What is required:
The records below hold pictures; please leave those out and retype the rest exactly.

Supplied data:
***

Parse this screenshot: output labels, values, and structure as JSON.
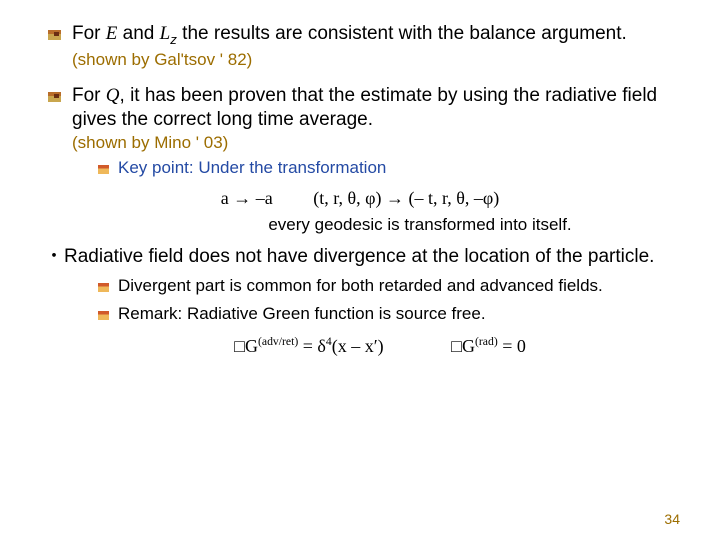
{
  "bullets": {
    "b1": {
      "pre": " For ",
      "E": "E",
      "mid1": " and ",
      "L": "L",
      "sub": "z",
      "rest": " the results are consistent with the balance argument. ",
      "cite": "(shown by Gal'tsov ' 82)"
    },
    "b2": {
      "pre": "For ",
      "Q": "Q",
      "rest": ", it has been proven that the estimate by  using the radiative field gives the correct long time average.",
      "cite": "(shown by Mino ' 03)"
    },
    "key": {
      "label": "Key point: Under the transformation",
      "eq1": "a → –a",
      "eq2": "(t, r, θ, φ) → (– t, r, θ, –φ)",
      "conc": "every geodesic is transformed into itself."
    },
    "b3": "Radiative field does not have divergence at the location of the particle.",
    "div": "Divergent part is common for both retarded and advanced fields.",
    "rem": "Remark: Radiative Green function is source free.",
    "eqG": {
      "lhs1": "□G",
      "sup1": "(adv/ret)",
      "mid": " = δ",
      "sup2": "4",
      "arg": "(x – x′)",
      "lhs2": "□G",
      "sup3": "(rad)",
      "rhs2": " = 0"
    }
  },
  "page": "34"
}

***

Reply to the exercise:
Parse this screenshot: output labels, values, and structure as JSON.
{
  "bullets": {
    "b1": {
      "pre": " For ",
      "E": "E",
      "mid1": " and ",
      "L": "L",
      "sub": "z",
      "rest": " the results are consistent with the balance argument. ",
      "cite": "(shown by Gal'tsov ' 82)"
    },
    "b2": {
      "pre": "For ",
      "Q": "Q",
      "rest": ", it has been proven that the estimate by  using the radiative field gives the correct long time average.",
      "cite": "(shown by Mino ' 03)"
    },
    "key": {
      "label": "Key point: Under the transformation",
      "eq1": "a → –a",
      "eq2": "(t, r, θ, φ) → (– t, r, θ, –φ)",
      "conc": "every geodesic is transformed into itself."
    },
    "b3": "Radiative field does not have divergence at the location of the particle.",
    "div": "Divergent part is common for both retarded and advanced fields.",
    "rem": "Remark: Radiative Green function is source free.",
    "eqG": {
      "lhs1": "□G",
      "sup1": "(adv/ret)",
      "mid": " = δ",
      "sup2": "4",
      "arg": "(x – x′)",
      "lhs2": "□G",
      "sup3": "(rad)",
      "rhs2": " = 0"
    }
  },
  "page": "34"
}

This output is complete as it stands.